To shouts of “Fascists!” and “Hang them from a tree!” captured Ukrainian soldiers were paraded through the streets of the rebel stronghold of Donetsk on Sunday as bystanders pelted them with eggs, water bottles and tomatoes.
The spectacle of the bruised and filthy soldiers being marched hands bound and surrounded by gun-toting pro-Russian insurgents came as Ukrainians in Kiev celebrated their country’s independence from the Soviet Union — a stark display of the growing divisions between east and west.
While support and mobilization for Kiev’s campaign against the separatists has grown in many parts of the country, resentments fester in much of the east, where civilian casualties and shelling have become a part of daily life.
Human Rights Watch said parading the Ukrainian soldiers was a violation of humanitarian law.
Rachel Denber of the New York-based rights group cited an article of the Geneva Conventions that prohibits “outrages upon personal dignity, in particular humiliating and degrading treatment” of captives of armed conflicts.
This parade is a clear violation of that absolute prohibition, and may be considered a war crime, she said.
On Sunday, rebels put several fire-blackened, shrapnel-shredded Ukrainian military vehicles on display in Donetsk’s main square, where supporters posed for photos in front of one of the destroyed tanks. One onlooker grabbed a Ukrainian flag from the wreckage of one tank and threw it to the ground. Several others trampled on it, wiping their feet and spitting.
Early Sunday, artillery shells struck several residential buildings as well as a hospital and morgue in downtown Donetsk, although nobody was reported killed. The government has denied that Ukraine’s forces were responsible for the shelling of any residential buildings or hospitals.
The situation is even direr in Luhansk, a city closer to the Russian border whose war-reduced population of a quarter-million people has suffered under constant fighting in recent weeks. Andriy Lysenko, spokesman for the Ukrainian National Security Council, told journalists Sunday that 68 civilians had been wounded there in the past 24 hours, but could not confirm whether anyone had been killed.
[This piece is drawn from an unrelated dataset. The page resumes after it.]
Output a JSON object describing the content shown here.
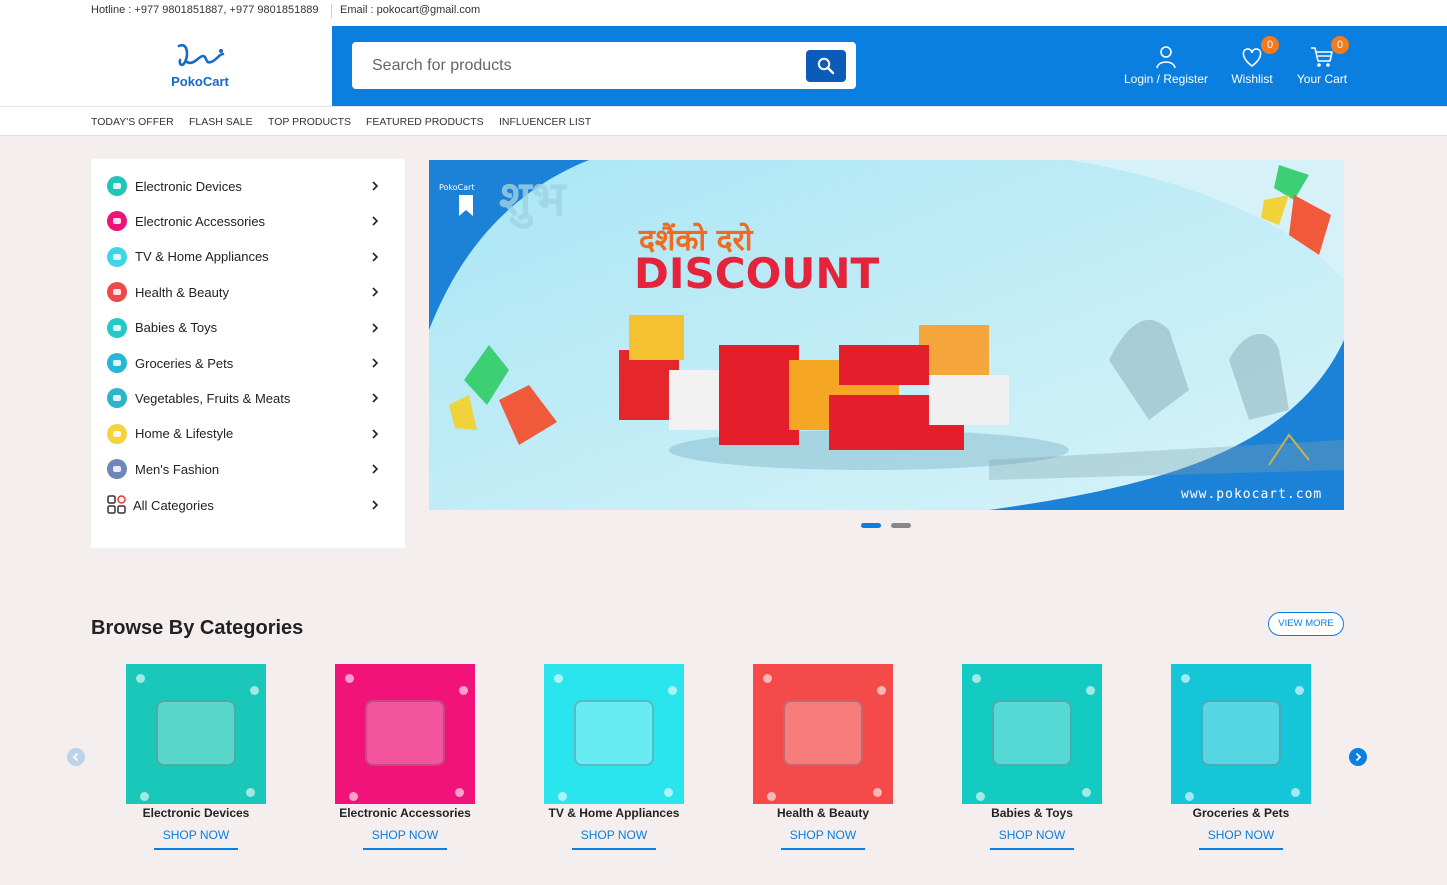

Ukrainian president Poroshenko and his Russian counterpart Vladimir Putin are set to meet Tuesday in Minsk, Belarus, alongside other European Union leaders. The two leaders have not met since early June and many hope that the talks could help defuse the conflict in east Ukraine.
But German Chancellor Angela Merkel on Sunday cautioned against expectations of a decisive breakthrough at the much-anticipated meeting.
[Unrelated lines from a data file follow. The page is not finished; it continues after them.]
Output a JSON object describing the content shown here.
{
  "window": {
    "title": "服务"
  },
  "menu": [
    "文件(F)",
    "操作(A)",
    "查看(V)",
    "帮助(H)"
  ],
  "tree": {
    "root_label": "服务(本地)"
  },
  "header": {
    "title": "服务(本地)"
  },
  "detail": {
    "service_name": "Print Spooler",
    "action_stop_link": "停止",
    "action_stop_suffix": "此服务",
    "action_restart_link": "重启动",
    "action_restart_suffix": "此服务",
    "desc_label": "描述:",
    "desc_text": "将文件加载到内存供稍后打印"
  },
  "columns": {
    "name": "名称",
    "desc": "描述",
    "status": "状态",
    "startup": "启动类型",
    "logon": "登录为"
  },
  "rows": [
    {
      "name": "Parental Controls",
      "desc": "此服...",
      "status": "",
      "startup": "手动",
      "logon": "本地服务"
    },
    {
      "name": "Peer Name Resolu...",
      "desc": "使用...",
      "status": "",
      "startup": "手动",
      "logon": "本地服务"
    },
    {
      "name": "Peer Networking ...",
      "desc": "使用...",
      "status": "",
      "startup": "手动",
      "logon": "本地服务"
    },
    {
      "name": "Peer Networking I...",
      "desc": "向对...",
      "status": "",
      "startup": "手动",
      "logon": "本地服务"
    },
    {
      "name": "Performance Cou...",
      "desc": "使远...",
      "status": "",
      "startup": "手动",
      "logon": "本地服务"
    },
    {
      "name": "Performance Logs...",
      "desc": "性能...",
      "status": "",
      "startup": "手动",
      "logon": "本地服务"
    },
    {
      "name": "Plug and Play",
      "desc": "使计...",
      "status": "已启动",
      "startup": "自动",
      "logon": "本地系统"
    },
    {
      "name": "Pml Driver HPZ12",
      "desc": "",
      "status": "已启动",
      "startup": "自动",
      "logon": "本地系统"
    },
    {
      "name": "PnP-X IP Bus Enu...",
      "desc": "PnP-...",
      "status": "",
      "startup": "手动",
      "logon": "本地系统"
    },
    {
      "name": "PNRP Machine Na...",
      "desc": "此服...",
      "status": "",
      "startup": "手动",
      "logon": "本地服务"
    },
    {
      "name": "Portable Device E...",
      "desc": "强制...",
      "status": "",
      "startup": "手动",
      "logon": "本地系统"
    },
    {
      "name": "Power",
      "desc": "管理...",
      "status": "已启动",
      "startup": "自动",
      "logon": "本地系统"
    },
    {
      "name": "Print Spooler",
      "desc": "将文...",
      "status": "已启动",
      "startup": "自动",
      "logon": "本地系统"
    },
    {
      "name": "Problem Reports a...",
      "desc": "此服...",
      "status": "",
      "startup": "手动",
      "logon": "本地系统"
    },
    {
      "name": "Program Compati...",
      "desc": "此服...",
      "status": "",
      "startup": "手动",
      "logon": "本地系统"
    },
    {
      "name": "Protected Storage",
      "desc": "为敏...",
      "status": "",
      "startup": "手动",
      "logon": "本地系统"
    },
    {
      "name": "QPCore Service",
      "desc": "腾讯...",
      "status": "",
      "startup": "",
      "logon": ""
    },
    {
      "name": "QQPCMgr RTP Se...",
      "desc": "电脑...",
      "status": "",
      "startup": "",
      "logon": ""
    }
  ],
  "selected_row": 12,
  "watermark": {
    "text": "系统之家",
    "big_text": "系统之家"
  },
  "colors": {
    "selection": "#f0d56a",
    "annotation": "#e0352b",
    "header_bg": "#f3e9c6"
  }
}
“The meeting in Minsk certainly won’t yet bring the breakthrough,” she said. “But you have to speak to one another if you want to find solutions.”